THINK of the pain of watching a sick parent suffer in a dirty, under-staffed hospital or a neglectful care home, then think of the pain of Mohammad Asghar’s children. For more than four years, Jasmine Rana and her siblings have had to stand helplessly on the sidelines as their pensioner father – a paranoid schizophrenic who suffers from delusions – has languished in jail in Pakistan, thousands of miles away from their Scottish home, accused of that most outdated and emotive of crimes: blasphemy.
Told not to discuss the case publicly, they kept schtum even though they knew the offence carried the death penalty and saw no signs of the UK government lifting a finger to help get him out. Their anguish was compounded in January when he was convicted and moved to death row and again last month when he was shot in the back by a prison guard. To make matters worse, news of his transfer to a particular hospital was leaked, raising fears some other vigilante would try to mete out summary justice, when what the 70-year-old needs is medication and mercy.
No wonder the family have finally broken their silence; and yet – looking at the febrile atmosphere in Pakistan – you have to wonder what good the 70,000-strong petition they handed in to Downing Street last week will do. David Cameron may have described Asghar’s treatment as “appalling”, and Alex Salmond may be pushing for a prisoner transfer agreement, but in a country where merely repeating the charge in court can be considered a fresh offence, what can they realistically achieve?
Living in Scotland where no-one has been prosecuted for blasphemy since 1843 (when Thomas Paterson was jailed for 15 months for selling sacrilegious books) and no-one sentenced to death for it since 1697 (when student Thomas Aikenhead was hanged for saying theology was “a rhapsody of feigned and ill-invented nonsense”) it is hard to understand why this could not have been fixed by a couple of calls. But, though no-one has been executed for it since 2008, blasphemy combines a powerful cocktail of components – religion, superstition, politics and violence – which make it difficult to discuss, never mind act on, in Pakistan.
In the past year the number of cases has soared. It is being used to persecute minorities, institute land grabs and settle scores, all under the guise of protecting the Prophet Mohammed from insult. Cases have included a teacher accused after making a mistake while copying out a homework exercise, an 11-year-old girl with Down’s Syndrome falsely accused of burning pages from a religious text book; and a Christian mother Asia Bibi accused after supposedly drinking water from a Muslim well. After the teacher’s mistake was discovered, a mob burned her school down; Bibi’s daughters were subjected to horrific abuse; and, though the 11-year-old was cleared when witnesses testified she had been framed, she had to flee to Canada to escape lynch mobs.
Those who try to inject a degree of sanity into proceedings risk paying a high price. Justice Arif Bhatti was killed in his office in 1997, two years after acquitting two Christians accused of blasphemy.
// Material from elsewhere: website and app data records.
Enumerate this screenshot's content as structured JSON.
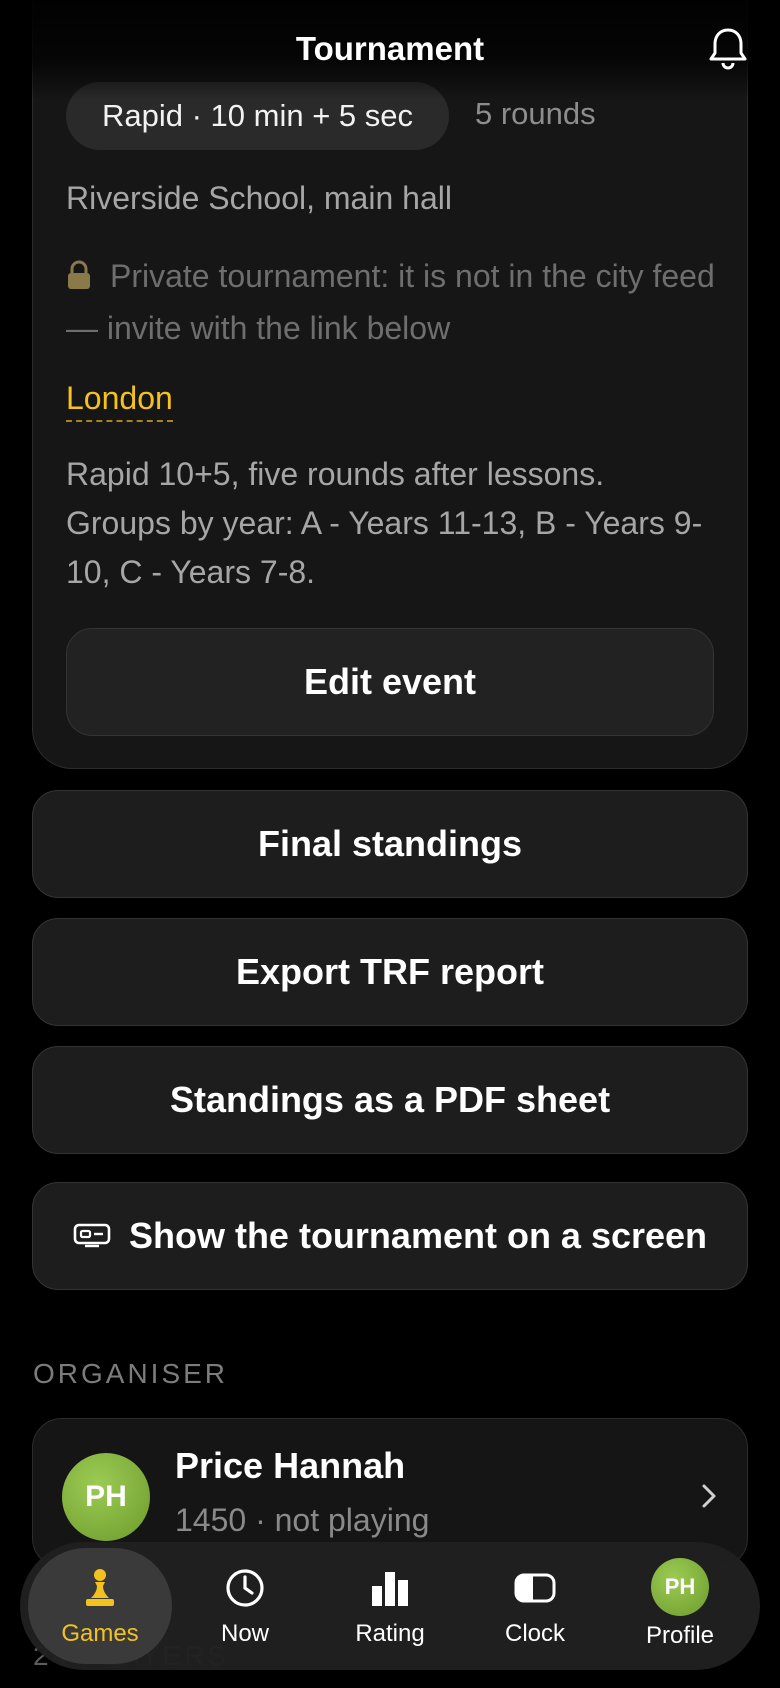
{
  "header": {
    "title": "Tournament"
  },
  "event": {
    "time_control": "Rapid · 10 min + 5 sec",
    "rounds": "5 rounds",
    "venue": "Riverside School, main hall",
    "private_note": "Private tournament: it is not in the city feed — invite with the link below",
    "city": "London",
    "description": "Rapid 10+5, five rounds after lessons. Groups by year: A - Years 11-13, B - Years 9-10, C - Years 7-8.",
    "edit_label": "Edit event"
  },
  "actions": {
    "final_standings": "Final standings",
    "export_trf": "Export TRF report",
    "pdf_sheet": "Standings as a PDF sheet",
    "show_screen": "Show the tournament on a screen"
  },
  "organiser": {
    "section_label": "ORGANISER",
    "initials": "PH",
    "name": "Price Hannah",
    "meta": "1450 · not playing"
  },
  "players_section_peek": "24 PLAYERS",
  "tabs": [
    {
      "label": "Games",
      "icon": "pawn-icon",
      "active": true
    },
    {
      "label": "Now",
      "icon": "clock-icon",
      "active": false
    },
    {
      "label": "Rating",
      "icon": "bar-chart-icon",
      "active": false
    },
    {
      "label": "Clock",
      "icon": "chess-clock-icon",
      "active": false
    },
    {
      "label": "Profile",
      "icon": "avatar",
      "initials": "PH",
      "active": false
    }
  ],
  "colors": {
    "accent": "#f4c21e",
    "avatar": "#8bbb43",
    "card": "#161616"
  }
}
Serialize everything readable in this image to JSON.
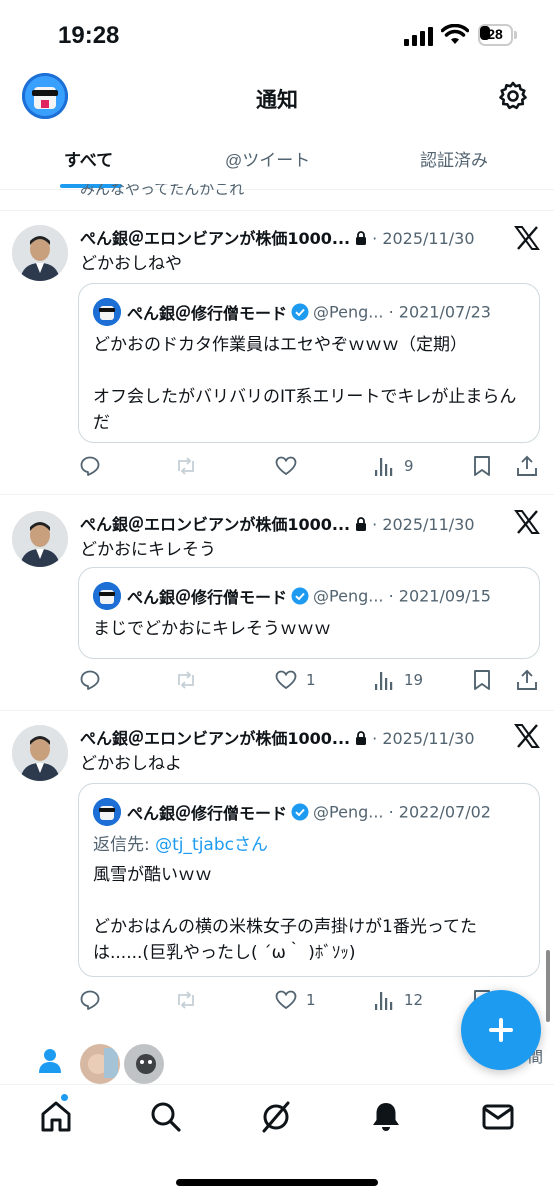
{
  "status": {
    "time": "19:28",
    "battery": "28"
  },
  "header": {
    "title": "通知",
    "settings_icon": "gear-icon"
  },
  "tabs": [
    {
      "label": "すべて",
      "active": true
    },
    {
      "label": "@ツイート",
      "active": false
    },
    {
      "label": "認証済み",
      "active": false
    }
  ],
  "cut_text": "みんなやってたんかこれ",
  "tweets": [
    {
      "name": "ぺん銀＠エロンビアンが株価1000...",
      "date": "· 2025/11/30",
      "text": "どかおしねや",
      "quote": {
        "name": "ぺん銀＠修行僧モード",
        "handle": "@Peng...",
        "date": "· 2021/07/23",
        "reply_to": "",
        "mention": "",
        "reply_suffix": "",
        "lines": [
          "どかおのドカタ作業員はエセやぞｗｗｗ（定期）",
          "",
          "オフ会したがバリバリのIT系エリートでキレが止まらんだ"
        ]
      },
      "likes": "",
      "views": "9"
    },
    {
      "name": "ぺん銀＠エロンビアンが株価1000...",
      "date": "· 2025/11/30",
      "text": "どかおにキレそう",
      "quote": {
        "name": "ぺん銀＠修行僧モード",
        "handle": "@Peng...",
        "date": "· 2021/09/15",
        "reply_to": "",
        "mention": "",
        "reply_suffix": "",
        "lines": [
          "まじでどかおにキレそうｗｗｗ"
        ]
      },
      "likes": "1",
      "views": "19"
    },
    {
      "name": "ぺん銀＠エロンビアンが株価1000...",
      "date": "· 2025/11/30",
      "text": "どかおしねよ",
      "quote": {
        "name": "ぺん銀＠修行僧モード",
        "handle": "@Peng...",
        "date": "· 2022/07/02",
        "reply_to": "返信先: ",
        "mention": "@tj_tjabc",
        "reply_suffix": "さん",
        "lines": [
          "風雪が酷いｗｗ",
          "",
          "どかおはんの横の米株女子の声掛けが1番光ってたは......(巨乳やったし( ´ω｀ )ﾎﾞｿｯ)"
        ]
      },
      "likes": "1",
      "views": "12"
    }
  ],
  "partial_text": "間",
  "colors": {
    "accent": "#1d9bf0",
    "text": "#0f1419",
    "secondary": "#536471"
  }
}
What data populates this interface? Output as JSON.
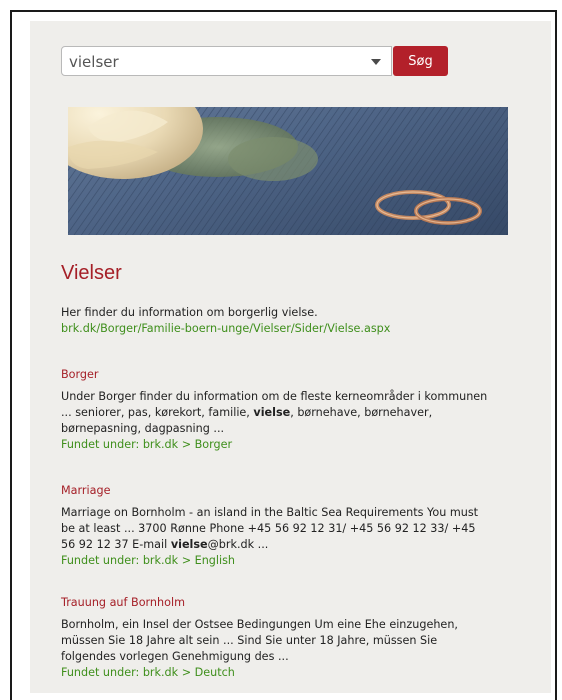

Two politicians who supported Bibi were assassinated and the judge who handed down the death penalty to one of the killers fled Pakistan. Unsurprisingly, many of the accused cannot find any lawyer willing to defend them.
Asghar’s problems began when he became involved in a dispute with one of his tenants, who reported him for writing letters in which he claimed to be the Prophet Mohammed, which is the kind of delusion associated with schizophrenia. No medical evidence was taken at his trial and calls for his release have fallen on deaf ears. When Rana last saw him, he seemed confused and unaware of his precarious circumstances.
His family have met Mohammad Sarwar, now governor of the Punjab, but for anyone wondering why he hasn’t been more vocal, it is worth noting that one of his forerunners in the post was Saleem Taseer, one of the politicians who supported Bibi. He was murdered by his security guard Mumtaz Qadri.
Back home, the government has a different agenda; as the family’s lawyer Aamer Anwar has pointed out, the Foreign and Commonwealth Office has to balance the importance of the case against security issues and intelligence gathering. It may be concerned about Asghar’s welfare, but it doesn’t really want to rock the boat.
In the meantime, Asghar’s health is fading and the UK and Scottish Governments seem at odds over the prospect of a prisoner transfer agreement (Cameron said transfers had been suspended after Pakistan released prisoners who had been handed over, but Salmond insists this isn’t true).
In the 21st century, jailing someone for profanity or irreverence is abhorrent enough; to do it to someone suffering from a mental illness, and then to deprive them of treatment, is barbaric. Neither Rana, nor the charity Reprieve, nor Asghar’s lawyer, nor the celebrities campaigning on his behalf believe he will last very long when he is moved back into the prison system from hospital, certainly not long enough for his appeal to be heard.
The situation is not straightforward; the Pakistani government doesn’t like outsiders meddling in its business and the UK government needs to maintain good relations. But if ever there was a case for both intervention and clemency, this is surely it. «